    Where do you purchase sushi grass? I went to the Asian market today in search of it and was told they didn’t carry it. I’m tempted to stop in my favorite sushi place and see if I can snag a few off of them for Svea’s first day of school bento (no take-out sushi on the menu for me between now and then to use what would come with my purchase.)

  2. That banana looks so funny, I always love seeing new sorts of fruit at the grocery store, but I’ve never seen this one! Nashi pear is one of my fave fruits as well.

    The fried rice looks so good, I’m into all things fusion, and especially foods with kimchi and gochujang :-)

  3. I am so curious – do you make your own kimchi or buy it in a store? I would love to have more kimchi and as your recipies and things are so easy to follow, if you’ve got a kimchi recipie I’d love to see it :)

  4. @1 from Amber: Yes, once we realized the fried rice was simply too spicy for Bug even at the “mild” setting, we went ahead and stirred more chogochujang into the remainder for ourselves. Mmm, heat. I get sushi grass at Ichiban Kan or Daiso, but I’ve seen it on eBay or sugarcharms.com.

  5. @2 from amvn: The nashi was actually on sale at New May Wah (big pan-Asian market on Clement St. in SF) — five for US$0.79 as they were at perfect ripeness. We need to eat the remainder today/tomorrow or they’ll be past their peak. I love fried rice for its forgiving nature — it’ll take so many things in and make them delicious!

  6. @3 from Val: I actually just buy my kimchi from a store as the kimchi is of such good quality and available in so many forms here (naturally fermented the Korean way, not the Japanese way that takes shortcuts). My favorite is the daikon radish kimchi cut in cubes — in Japanese it’s called “kakuteki”, I don’t remember offhand what it’s called in Korean.

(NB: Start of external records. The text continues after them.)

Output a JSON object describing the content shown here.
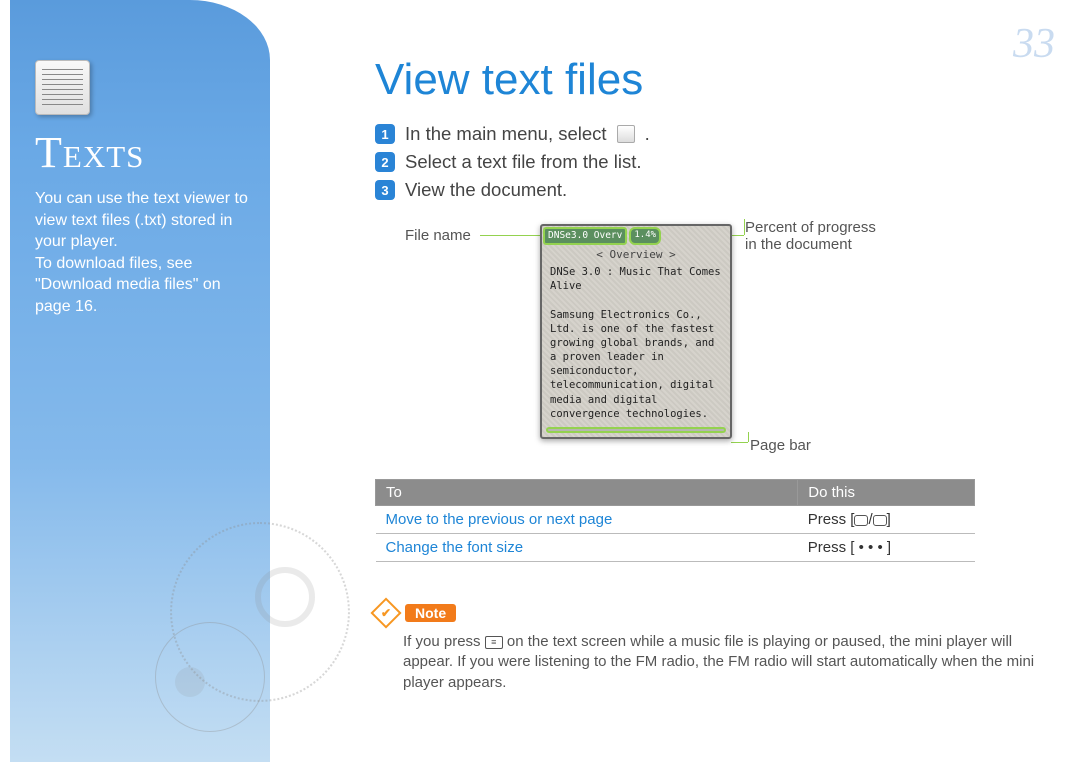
{
  "page_number": "33",
  "sidebar": {
    "title": "Texts",
    "body_1": "You can use the text viewer to view text files (.txt) stored in your player.",
    "body_2": "To download files, see \"Download media files\" on page 16."
  },
  "main": {
    "title": "View text files",
    "steps": [
      "In the main menu, select",
      "Select a text file from the list.",
      "View the document."
    ],
    "step1_suffix": "."
  },
  "device": {
    "file_name_label": "File name",
    "file_name_value": "DNSe3.0 Overv",
    "percent_label_l1": "Percent of progress",
    "percent_label_l2": "in the document",
    "percent_value": "1.4%",
    "subtitle": "< Overview >",
    "body_l1": "DNSe 3.0 : Music That Comes Alive",
    "body_l2": "Samsung Electronics Co., Ltd. is one of the fastest growing global brands, and a proven leader in semiconductor, telecommunication, digital media and digital convergence technologies.",
    "pagebar_label": "Page bar"
  },
  "table": {
    "h1": "To",
    "h2": "Do this",
    "rows": [
      {
        "action": "Move to the previous or next page",
        "do_prefix": "Press [",
        "do_mid": "/",
        "do_suffix": "]"
      },
      {
        "action": "Change the font size",
        "do": "Press [ • • • ]"
      }
    ]
  },
  "note": {
    "badge": "Note",
    "text_1": "If you press ",
    "text_2": " on the text screen while a music file is playing or paused, the mini player will appear. If you were listening to the FM radio, the FM radio will start automatically when the mini player appears."
  }
}
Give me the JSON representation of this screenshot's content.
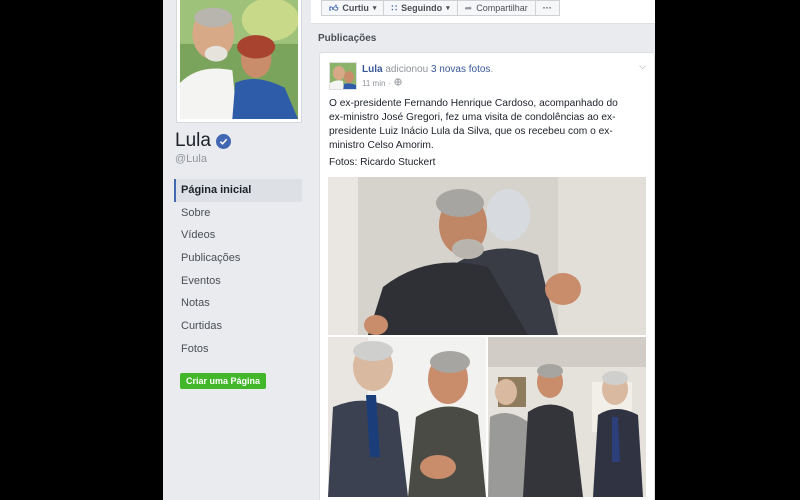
{
  "page": {
    "name": "Lula",
    "handle": "@Lula",
    "create_page_label": "Criar uma Página"
  },
  "sidebar": {
    "items": [
      {
        "label": "Página inicial",
        "active": true
      },
      {
        "label": "Sobre"
      },
      {
        "label": "Vídeos"
      },
      {
        "label": "Publicações"
      },
      {
        "label": "Eventos"
      },
      {
        "label": "Notas"
      },
      {
        "label": "Curtidas"
      },
      {
        "label": "Fotos"
      }
    ]
  },
  "actions": {
    "like": "Curtiu",
    "following": "Seguindo",
    "share": "Compartilhar",
    "more": "···"
  },
  "feed": {
    "section_title": "Publicações"
  },
  "post": {
    "author": "Lula",
    "action_text": "adicionou",
    "link_text": "3 novas fotos",
    "period": ".",
    "time": "11 min",
    "separator": "·",
    "body": "O ex-presidente Fernando Henrique Cardoso, acompanhado do ex-ministro José Gregori, fez uma visita de condolências ao ex-presidente Luiz Inácio Lula da Silva, que os recebeu com o ex-ministro Celso Amorim.",
    "credit": "Fotos: Ricardo Stuckert"
  },
  "icons": {
    "like": "thumbs-up-icon",
    "following": "rss-icon",
    "share": "share-arrow-icon",
    "verified": "verified-check-icon",
    "globe": "globe-icon",
    "options": "chevron-down-icon"
  },
  "colors": {
    "brand_blue": "#4267b2",
    "link_blue": "#385898",
    "create_green": "#42b72a",
    "background": "#e9ebee"
  }
}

  7. Hey there, I know you from Flickr.. I think you, these ideas, and your photos are amazing. One day you should put all of this into a book!

  8. @7 from Kayla: Thanks, good idea!

  9. In Korean, the radish kimchi is called kkakdoogee.

    I don’t know if I would be brave enough to bring anything kimchi to work… I don’t want to subject my coworkers to garlic breath and the smell of garlic coming out of my pores!

    Biggie, what ethnicity are you, just out of curiosity?

  10. @9 from Moose: Ah, thanks for the Korean — I knew it sounded like the Japanese approximation, but couldn’t remember what it was. I hear you about the kimchi; my coworkers in Tokyo would comment even if I just had regular Japanese gyoza at lunch! Very sensitive to smells, they were. I’m white, BTW — British, German and Cherokee Indian.